None of it is about anything, but both of those are named after good friends of mine. I am hesitant to call any of this music, I rely a lot on friends to expose me to music and also get a lot of encouragement from them for which I am very thankful. So most of the "songs" on this are named after friends who have helped me, specifically with music related stuff. One song is called “1/5 Turk” because I recently discovered that 13% of my DNA is from Asia Minor, but since naming that I have realised that I am actually much, much less than one-fifth Turkish.

Where are the vocals from "_____" from?
I'd been reading about this place called Skinwalker Ranch and was also at the same time upset because someone drew a picture of my room, which was messy and gross, with the words ‘Skin Crawl’ underneath. Rather than do something immature like smear poo all over his window I recorded that little monologue off the top of my head. You can also hear some garbled voices and a persistent "beep" throughout which is the sound of my Nonna's heart monitor shortly before she died in hospital.

What do you think of Jarrod Zlatic from Fabulous Diamonds referencing you as maybe sounding like Graham Lambkin teamed up with the Burrell Brothers?
It's a completely ridiculous statement and I love that he said it. Jarrod was the first person to show any interest in anything I did and I love him for it. I am pretty sure he only sold one of those tapes as far as I know and the person who bought it was Rory McPike who is the person that released this new CD. Ah, the circle of life.

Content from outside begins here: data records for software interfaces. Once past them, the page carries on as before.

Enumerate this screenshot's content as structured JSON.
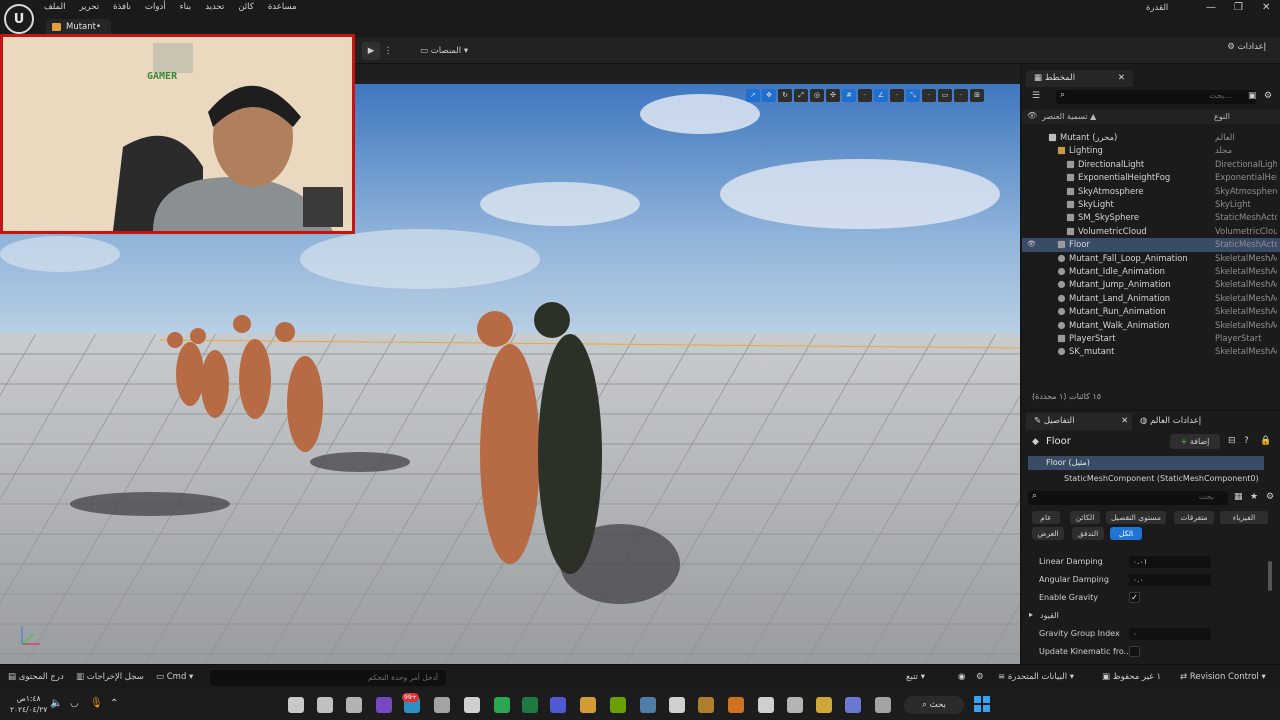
{
  "window": {
    "title": "القدرة",
    "menu": [
      "الملف",
      "تحرير",
      "نافذة",
      "أدوات",
      "بناء",
      "تحديد",
      "كائن",
      "مساعدة"
    ],
    "tab": "Mutant•"
  },
  "toolbar": {
    "platforms": "المنصات",
    "settings": "إعدادات"
  },
  "webcam": {
    "logo_text": "GAMER"
  },
  "outliner": {
    "tab": "المخطط",
    "search_placeholder": "بحث...",
    "col_label": "تسمية العنصر ▲",
    "col_type": "النوع",
    "rows": [
      {
        "label": "Mutant (محرر)",
        "type": "العالم",
        "indent": 0,
        "icon": "world-icon"
      },
      {
        "label": "Lighting",
        "type": "مجلد",
        "indent": 1,
        "icon": "folder-icon"
      },
      {
        "label": "DirectionalLight",
        "type": "DirectionalLight",
        "indent": 2,
        "icon": "light-icon"
      },
      {
        "label": "ExponentialHeightFog",
        "type": "ExponentialHeigh",
        "indent": 2,
        "icon": "fog-icon"
      },
      {
        "label": "SkyAtmosphere",
        "type": "SkyAtmosphere",
        "indent": 2,
        "icon": "sky-icon"
      },
      {
        "label": "SkyLight",
        "type": "SkyLight",
        "indent": 2,
        "icon": "light-icon"
      },
      {
        "label": "SM_SkySphere",
        "type": "StaticMeshActor",
        "indent": 2,
        "icon": "mesh-icon"
      },
      {
        "label": "VolumetricCloud",
        "type": "VolumetricCloud",
        "indent": 2,
        "icon": "cloud-icon"
      },
      {
        "label": "Floor",
        "type": "StaticMeshActor",
        "indent": 1,
        "icon": "mesh-icon",
        "selected": true
      },
      {
        "label": "Mutant_Fall_Loop_Animation",
        "type": "SkeletalMeshAc",
        "indent": 1,
        "icon": "skeletal-icon"
      },
      {
        "label": "Mutant_Idle_Animation",
        "type": "SkeletalMeshAc",
        "indent": 1,
        "icon": "skeletal-icon"
      },
      {
        "label": "Mutant_Jump_Animation",
        "type": "SkeletalMeshAc",
        "indent": 1,
        "icon": "skeletal-icon"
      },
      {
        "label": "Mutant_Land_Animation",
        "type": "SkeletalMeshAc",
        "indent": 1,
        "icon": "skeletal-icon"
      },
      {
        "label": "Mutant_Run_Animation",
        "type": "SkeletalMeshAc",
        "indent": 1,
        "icon": "skeletal-icon"
      },
      {
        "label": "Mutant_Walk_Animation",
        "type": "SkeletalMeshAc",
        "indent": 1,
        "icon": "skeletal-icon"
      },
      {
        "label": "PlayerStart",
        "type": "PlayerStart",
        "indent": 1,
        "icon": "playerstart-icon"
      },
      {
        "label": "SK_mutant",
        "type": "SkeletalMeshAc",
        "indent": 1,
        "icon": "skeletal-icon"
      }
    ],
    "footer": "١٥ كائنات (١ محددة)"
  },
  "details": {
    "tab": "التفاصيل",
    "world_settings_tab": "إعدادات العالم",
    "object_name": "Floor",
    "add_button": "إضافة",
    "root_component": "Floor (مثيل)",
    "sub_component": "StaticMeshComponent (StaticMeshComponent0)",
    "search_placeholder": "بحث",
    "filters_row1": [
      "الفيزياء",
      "متفرقات",
      "مستوى التفصيل",
      "الكائن",
      "عام"
    ],
    "filters_row2": [
      "الكل",
      "التدفق",
      "العرض"
    ],
    "active_filter": "الكل",
    "props": [
      {
        "name": "Linear Damping",
        "value": "٠.٠١",
        "kind": "field"
      },
      {
        "name": "Angular Damping",
        "value": "٠.٠",
        "kind": "field"
      },
      {
        "name": "Enable Gravity",
        "value": "✓",
        "kind": "check"
      },
      {
        "name": "القيود",
        "value": "",
        "kind": "section"
      },
      {
        "name": "Gravity Group Index",
        "value": "٠",
        "kind": "field"
      },
      {
        "name": "Update Kinematic fro...",
        "value": "",
        "kind": "check"
      }
    ]
  },
  "bottombar": {
    "content_drawer": "درج المحتوى",
    "output_log": "سجل الإخراجات",
    "cmd": "Cmd",
    "cmd_placeholder": "أدخل أمر وحدة التحكم",
    "trace": "تتبع",
    "derived_data": "البيانات المتحدرة",
    "unsaved": "١ غير محفوظ",
    "revision_control": "Revision Control"
  },
  "taskbar": {
    "search": "بحث",
    "time": "١:٤٨ص",
    "date": "٢٠٢٤/٠٤/٢٧",
    "badge": "99+"
  },
  "colors": {
    "accent": "#1f74d6",
    "selection": "#3a4b66",
    "webcam_border": "#c41515"
  }
}
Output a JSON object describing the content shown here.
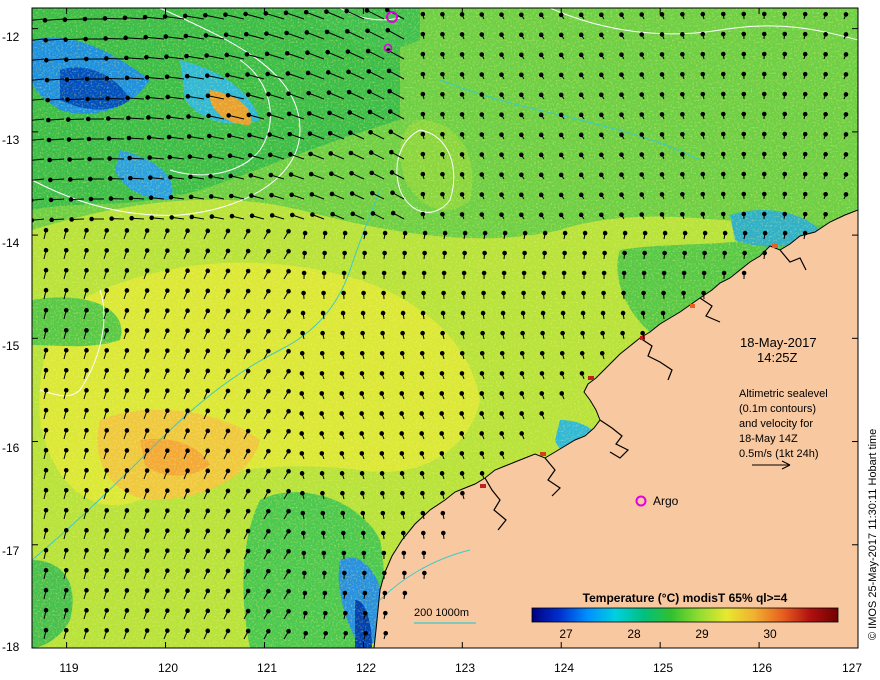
{
  "map": {
    "date_line": "18-May-2017",
    "time_line": "14:25Z",
    "note_lines": [
      "Altimetric sealevel",
      "(0.1m contours)",
      "and velocity for",
      "18-May 14Z",
      "0.5m/s (1kt 24h)"
    ],
    "argo_label": "Argo",
    "depth_label": "200  1000m",
    "credit": "© IMOS 25-May-2017 11:30:11 Hobart time",
    "x_ticks": [
      "119",
      "120",
      "121",
      "122",
      "123",
      "124",
      "125",
      "126",
      "127"
    ],
    "y_ticks": [
      "-12",
      "-13",
      "-14",
      "-15",
      "-16",
      "-17",
      "-18"
    ],
    "lon_range": [
      118.65,
      127
    ],
    "lat_range": [
      -18,
      -11.8
    ]
  },
  "colorbar": {
    "title": "Temperature (°C) modisT 65% ql>=4",
    "tick_values": [
      "27",
      "28",
      "29",
      "30"
    ],
    "range": [
      26.5,
      31
    ],
    "colors": [
      "#000080",
      "#0030d0",
      "#0090ff",
      "#00d0e0",
      "#00c080",
      "#30c030",
      "#90dc30",
      "#e8e830",
      "#f0b030",
      "#e86020",
      "#b01010",
      "#700000"
    ]
  },
  "colors": {
    "land": "#f8c8a0",
    "coast": "#000000",
    "contour_ssh": "#ffffff",
    "contour_depth": "#40c8c8",
    "argo": "#e000e0"
  }
}
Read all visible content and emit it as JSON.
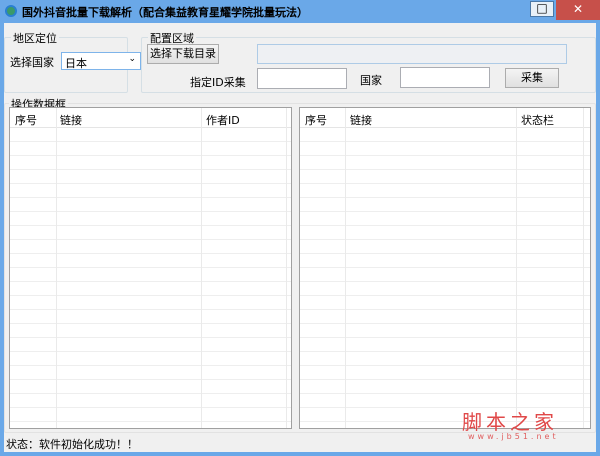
{
  "window": {
    "title": "国外抖音批量下载解析（配合集益教育星耀学院批量玩法）",
    "minimize": "–",
    "maximize": "□",
    "close": "✕"
  },
  "region": {
    "legend": "地区定位",
    "country_label": "选择国家",
    "country_value": "日本"
  },
  "config": {
    "legend": "配置区域",
    "choose_dir_button": "选择下载目录",
    "dir_value": "",
    "id_label": "指定ID采集",
    "id_value": "",
    "country_label": "国家",
    "country_value": "",
    "collect_button": "采集"
  },
  "data_frame": {
    "legend": "操作数据框",
    "left_columns": [
      "序号",
      "链接",
      "作者ID"
    ],
    "right_columns": [
      "序号",
      "链接",
      "状态栏"
    ]
  },
  "status": "状态：软件初始化成功！！",
  "watermark": {
    "text": "脚本之家",
    "url": "www.jb51.net"
  }
}
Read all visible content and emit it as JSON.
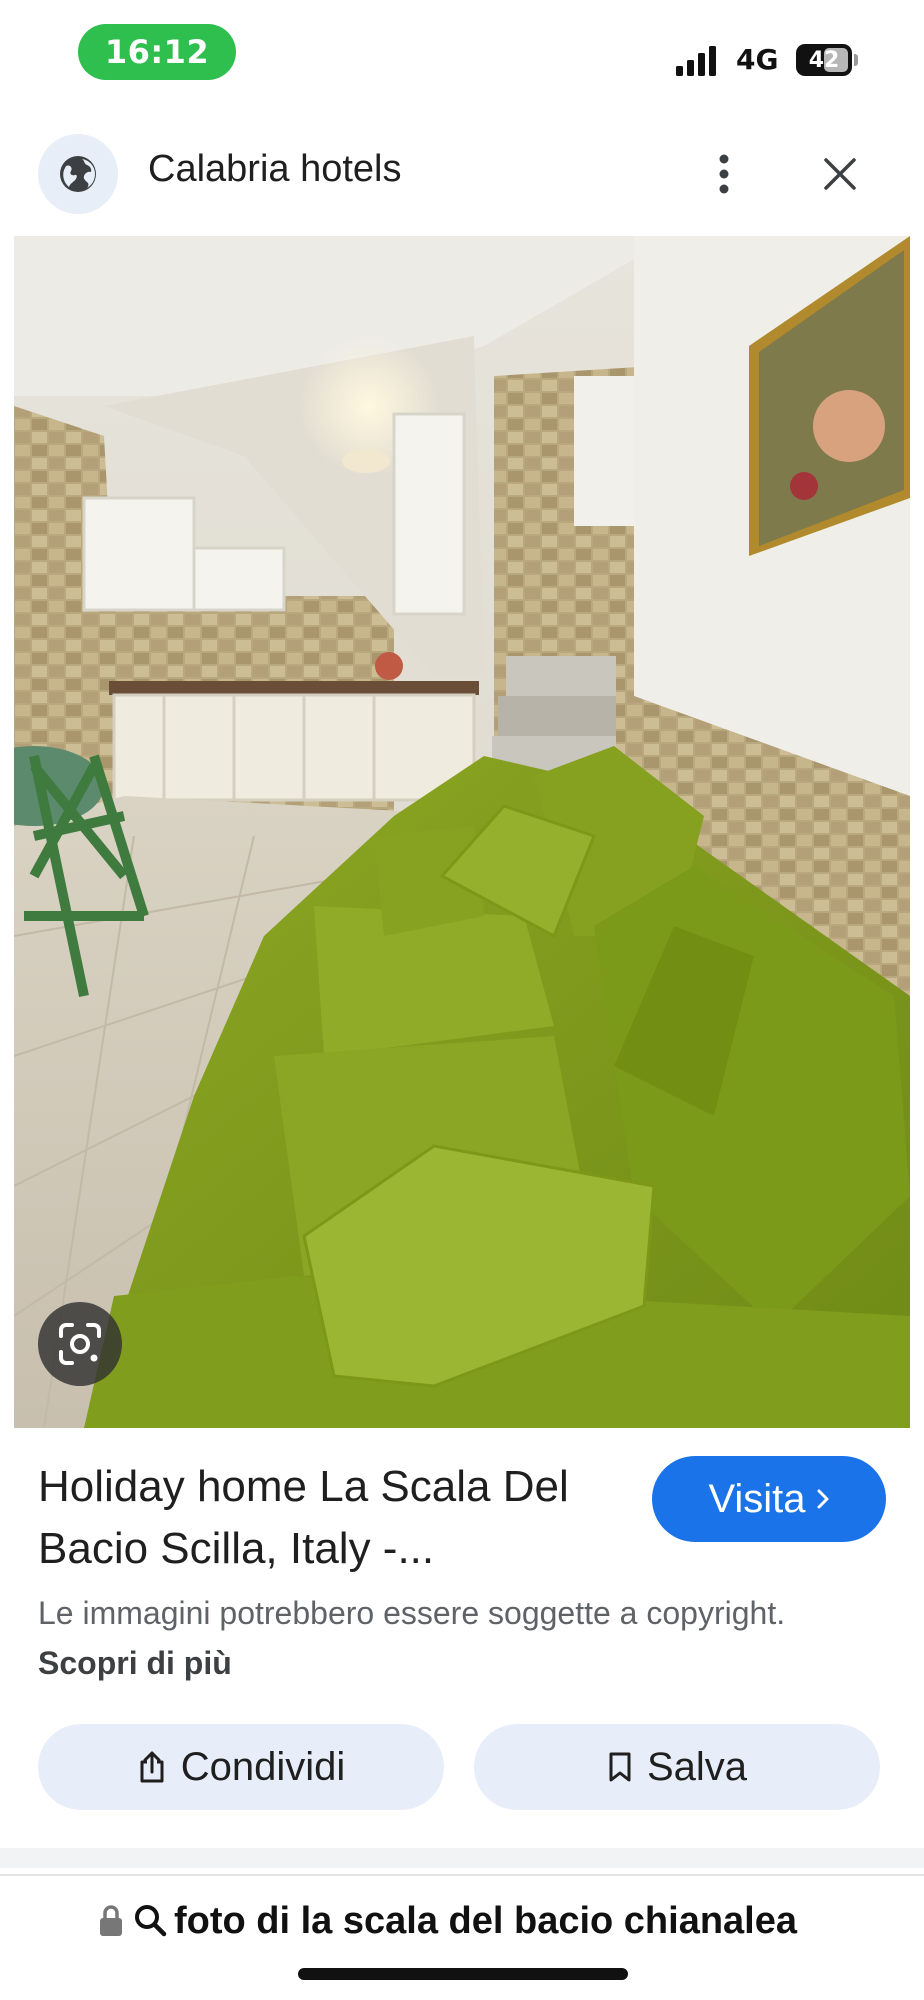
{
  "status_bar": {
    "time": "16:12",
    "network": "4G",
    "battery": "42"
  },
  "header": {
    "title": "Calabria hotels",
    "icons": [
      "globe-icon",
      "more-vert-icon",
      "close-icon"
    ]
  },
  "image": {
    "lens_icon": "google-lens-icon"
  },
  "result": {
    "title": "Holiday home La Scala Del Bacio Scilla, Italy -...",
    "visit_label": "Visita",
    "copyright_text": "Le immagini potrebbero essere soggette a copyright.",
    "learn_more_label": "Scopri di più",
    "share_label": "Condividi",
    "save_label": "Salva"
  },
  "address_bar": {
    "query": "foto di la scala del bacio chianalea"
  },
  "colors": {
    "accent": "#1a73e8",
    "time_pill": "#2fbf4f",
    "chip_background": "#e8eef9"
  }
}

The Nicky Crane 7-track CD and digital is available next week from Rhythm Works.